Meanwhile, Arianna Williams of Retrieve All Age School, tells JIS News that literacy is essential for life-long success. “If you read, it can bring you anywhere through the world, you can get a proper job, and you can be something good in life,” she says.
Regional Director at the Ministry of Education, Hilary Foster, outlined at the recent launch, held at the Montego Bay Community College, in St. James, that the overarching objectives of the programme are: raising the level of literacy awareness, fostering greater participation within and among schools, strengthening the intrinsic relationship among the home, school and the wider community.
“Let us collectively work together to achieve this strategic objective of the Ministry of Education – the attainment of 100 per cent literacy by all students by 2015 – as we read and read until we achieve our ultimate goal,” the Regional Director told the audience.
The Jamaica Teachers’ Association (JTA), has given its support for the initiative, declaring through its member, Yvonne Gordon, that it would result in a “better” life for many.
“The RUSH programme is destined to make that marked difference. It is here to tell persons that there is hope, and it will be able to guide many individuals into a better life. The Jamaica Teachers’ Association commends you for this effort,” she says.
For her part, Vice Principal at the Montego Bay Community College, Novelette Forbes, said that, “we are very supportive, and continue to encourage you with this very meaningful initiative which will impact the lives of our young children.”
Support has also come from the business community, with First Vice President of the Montego Bay Chamber of Commerce and Industry, Gloria Henry, describing the initiative as “timely and noble” and pledged to support it.
“These are all noble objectives that we all should embrace, and we at the Montego Bay Chamber of Commerce and Industry stand ready to assist this initiative. We will assist wherever possible,” she says.
“I believe that this initiative is one such area that you can utilize the private- public partnership system to achieve greater success, and I want to encourage the young people to take a book wherever you go and continue to read to support your own development. We feel confident that this reading programme will certainly aid your development,” she adds.
Principal of the Hanover-based Marland All Age School,Andria Dehaney-Dinham, sees the initiative as geared towards nation-building.

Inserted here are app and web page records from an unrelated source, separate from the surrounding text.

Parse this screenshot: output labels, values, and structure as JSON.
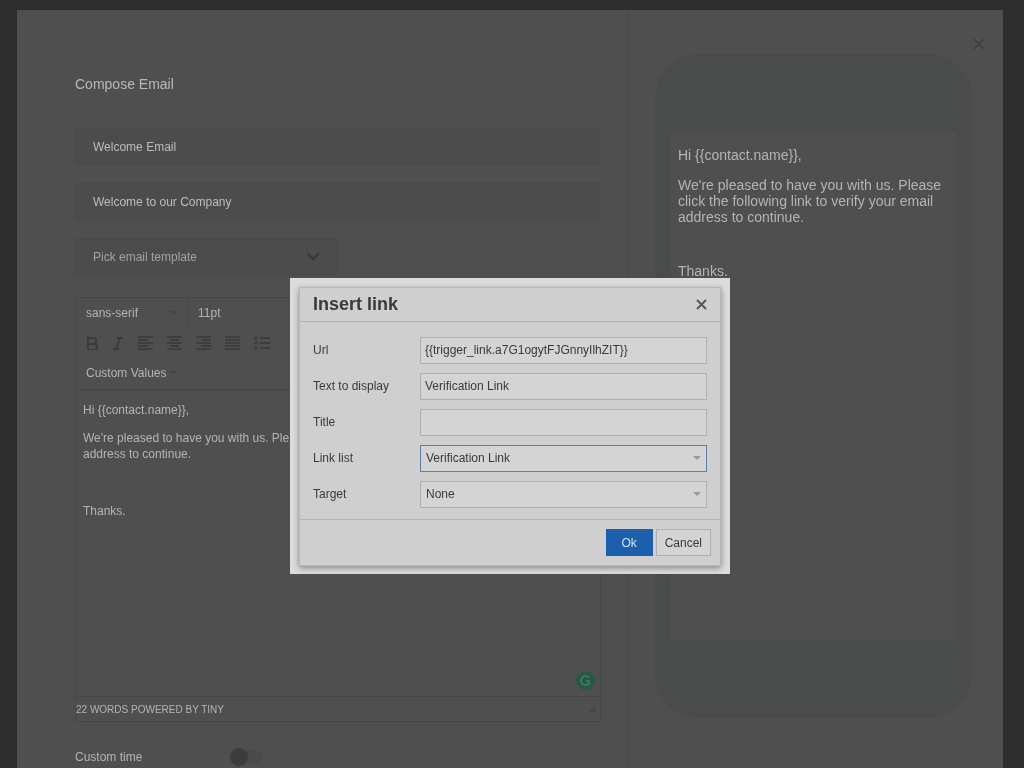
{
  "compose": {
    "title": "Compose Email",
    "fields": [
      {
        "kind": "text",
        "value": "Welcome Email"
      },
      {
        "kind": "text",
        "value": "Welcome to our Company"
      },
      {
        "kind": "select",
        "placeholder": "Pick email template"
      }
    ],
    "editor": {
      "font_family": "sans-serif",
      "font_size": "11pt",
      "custom_values": "Custom Values",
      "body": [
        {
          "kind": "line",
          "text": "Hi {{contact.name}},"
        },
        {
          "kind": "line",
          "text": "We're pleased to have you with us. Ple"
        },
        {
          "kind": "line",
          "text": "address to continue."
        },
        {
          "kind": "gap"
        },
        {
          "kind": "line",
          "text": "Thanks."
        }
      ],
      "status": "22 WORDS POWERED BY TINY"
    },
    "custom_time": {
      "label": "Custom time",
      "on": false
    }
  },
  "preview": {
    "greeting": "Hi {{contact.name}},",
    "paragraph": "We're pleased to have you with us. Please click the following link to verify your email address to continue.",
    "closing": "Thanks."
  },
  "dialog": {
    "title": "Insert link",
    "rows": [
      {
        "kind": "input",
        "label": "Url",
        "value": "{{trigger_link.a7G1ogytFJGnnyIlhZIT}}"
      },
      {
        "kind": "input",
        "label": "Text to display",
        "value": "Verification Link"
      },
      {
        "kind": "input",
        "label": "Title"
      },
      {
        "kind": "select",
        "label": "Link list",
        "value": "Verification Link",
        "focused": true
      },
      {
        "kind": "select",
        "label": "Target",
        "value": "None",
        "focused": false
      }
    ],
    "buttons": [
      {
        "label": "Ok",
        "primary": true
      },
      {
        "label": "Cancel",
        "primary": false
      }
    ]
  }
}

“I believe that the RUSH programme is a welcomed initiative at this time. Reading is always the most important thing that any child can actually do, and as we get our students to read from an early age, the ‘sky is the limit’. And, as we Read Until Something Happens, our nation will be a better place, this world will be a better place, since reading is the foundation for everything else that occurs in our lives,” she says.
For his part, Principal of the Belmont Academy, in Westmoreland, Rayon Simpson, said he endorses the programme, “because it is an initiative to stimulate the sensibility of all the children from early childhood straight through secondary school.”
Meanwhile, Patron of RUSH, Marlene Stephenson-Dalley, points out that the objectives will be achieved through partnerships, and that she is delighted to play her part.
“I do believe we have the collective will to make it happen. It is a challenge, but it is a challenge that we are up to, and I am delighted about this initiative, and pledge to do whatever I can to assist the process, and to make sure that we achieve those targets,” she told the launching ceremony.
On pages 57 to 58 of the Vision 2030 Jamaica National Development Plan, it states that: “Under Vision 2030 Jamaica, our country will develop an education and training system that produces well-rounded and qualified individuals who will be empowered to learn for life, able to function as creative and productive individuals in all spheres of our society, and be competitive in a global context. Our literacy rate for those over 15 years old will exceed 98 per cent.”
Contact: Garfield Angus